Social media is one way we disseminate our articles. By writing compelling social media copy, we can increase engagement on our posts and increase the number of people clicking on the link to your article and reading it!
In your GatherContent template, you'll see a tab that says, "Audience & Sharing." We ask that all authors fill out three fields to help us create accurate and interesting social media posts that are relevant to your article. The fields are as follows:
- Two Tweets
- One Facebook Post
- Other Social Media Profiles
We also ask that you submit social media posts with your lab notes. If you are unable to come up with a suggested post for your lab note, please write 1 or 2 two key takeaways from your article. This will be a big help to us when we share your lab notes on social media!
Before writing your posts, consider the following...
- Who do you want to read your article and how can you reach them on social media?
- Who do you mention in your article (any schools, institutions, lab groups, researchers, etc)? Do they have social media accounts that you can tag?
- Which keywords or hashtags related to your article are people searching for or using to connect on social media?
- What are the most important takeaways from your article?
So, what do we ask for in GatherContent?
As the writer of your article, you can quickly find the two most relevant and interesting points in your story. Tweets are limited to 280 characters, so make sure that they are clear, concise, compelling, and credible. They should also have a hook and tell a mini-story. Please include the Twitter usernames for any researchers, institutions, lab groups (etc) you mention, if applicable. If you would like to be tagged, please include your Twitter username.
What does a good tweet look like?
"While goats don’t have thumbs, they have advanced motor coordination and hooves that allow them to play DDR at a champion level—and beat every scientist in lab."
A not-so-good tweet lacks context, might be too formal or too informal, and doesn't give the reader a reason to click the link.
What does a not-so-good tweet look like?
"Goats, also known as Capra aegagrus hircus, are Herbivorous creatures that eat poaceae." [lacks a hook and context!]
One Facebook Post
The same principles apply to creating a Facebook post. However, you have more length to work with, and thus can add more context or more story. Our Facebook audience is generally a bit older (40+) and has fewer scientists than our Twitter or Instagram audiences. Remember to include usernames for any relevant pages, including your own!
What does a good Facebook post look like?
"Since the dawn of Atari, humans have flocked to gaming. Other species were left out completely until a rogue scientist decided to study the brain activity of goats playing MarioKart. In the newly released report from @MIT, the creatures are shown to have a natural aptitude for gaming — and brain patterning similar to ours — which could unlock keys to why humans find video games so addictive."
Other Social Profiles
If you have other social media accounts (Instagram, TikTok, LinkedIn, Pinterest), and you would like us to tag you in posts we share on these platforms, please include either your usernames or links to your profiles here.
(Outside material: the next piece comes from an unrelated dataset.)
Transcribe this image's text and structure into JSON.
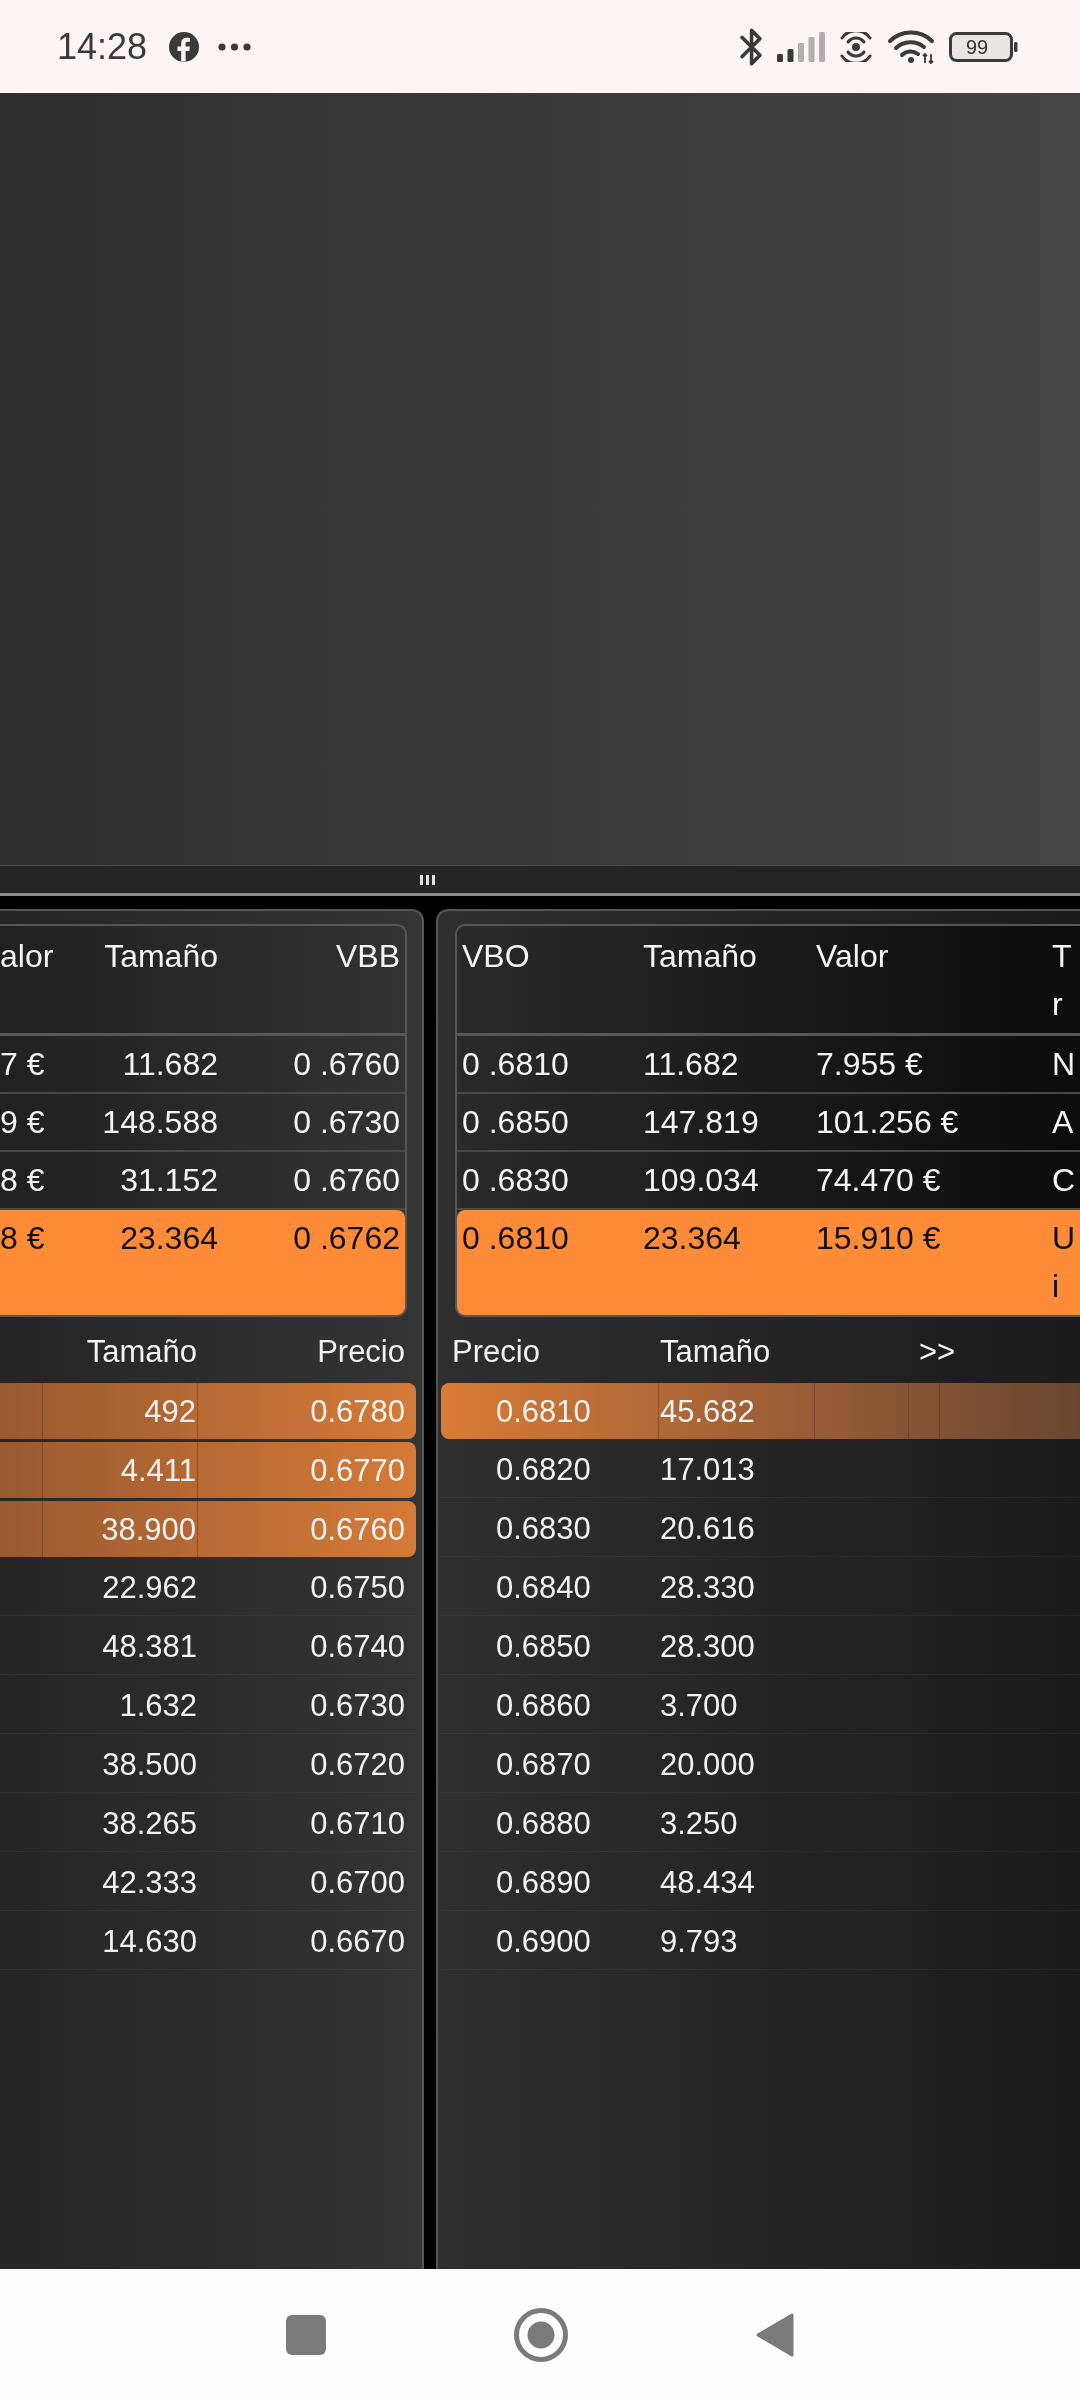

Having trouble writing a post? Try one of these formulas!
Problem-Agitate-Solve: Identify a problem... agitate the problem... solve the problem.
The 4 C's: Your post should be Clear, Concise, Compelling, and Credible.
A note on tone
It’s important to use your voice, and it’s just as important to make sure your voice is engaging. Your tone should be active, upbeat, and curious. The important thing to remember about tone is that it’s what is going to entice someone to keep reading. As you’re writing, ask yourself, “How would I like to be spoken to if someone was presenting me with new information?”
A note on context
While you understand the article and the topics you’ve explored, most readers are seeing these ideas for the first time. As you’re writing social copy, be descriptive, and focus on telling a short story. Without the context, readers might be confused or even pass over clicking on your article because it’s not clear — and clarity and context are key.
More social media tips
Follow Massive on all the platforms you use
Don’t be shy about tagging the universities, people, or institutions you’ve mentioned in your piece — they will most likely be flattered and repost
Get creative! Ask us to create a gif (we have a Giphy account!) for you, or post in Instagram stories and use the sticker feature. There are so many ways to tell a visually engaging post on social media.
If you are a current Massive Science writer and would like to be featured on our social media accounts, please fill out our feature form. You can also tag us (Twitter, TikTok, LinkedIn, Facebook, Instagram) or use #MassiveScienceWriter for posts you would like us to share with our audience (posts promoting your stories but also your research). If you have questions, please email our social media editor at firstname.lastname@example.org.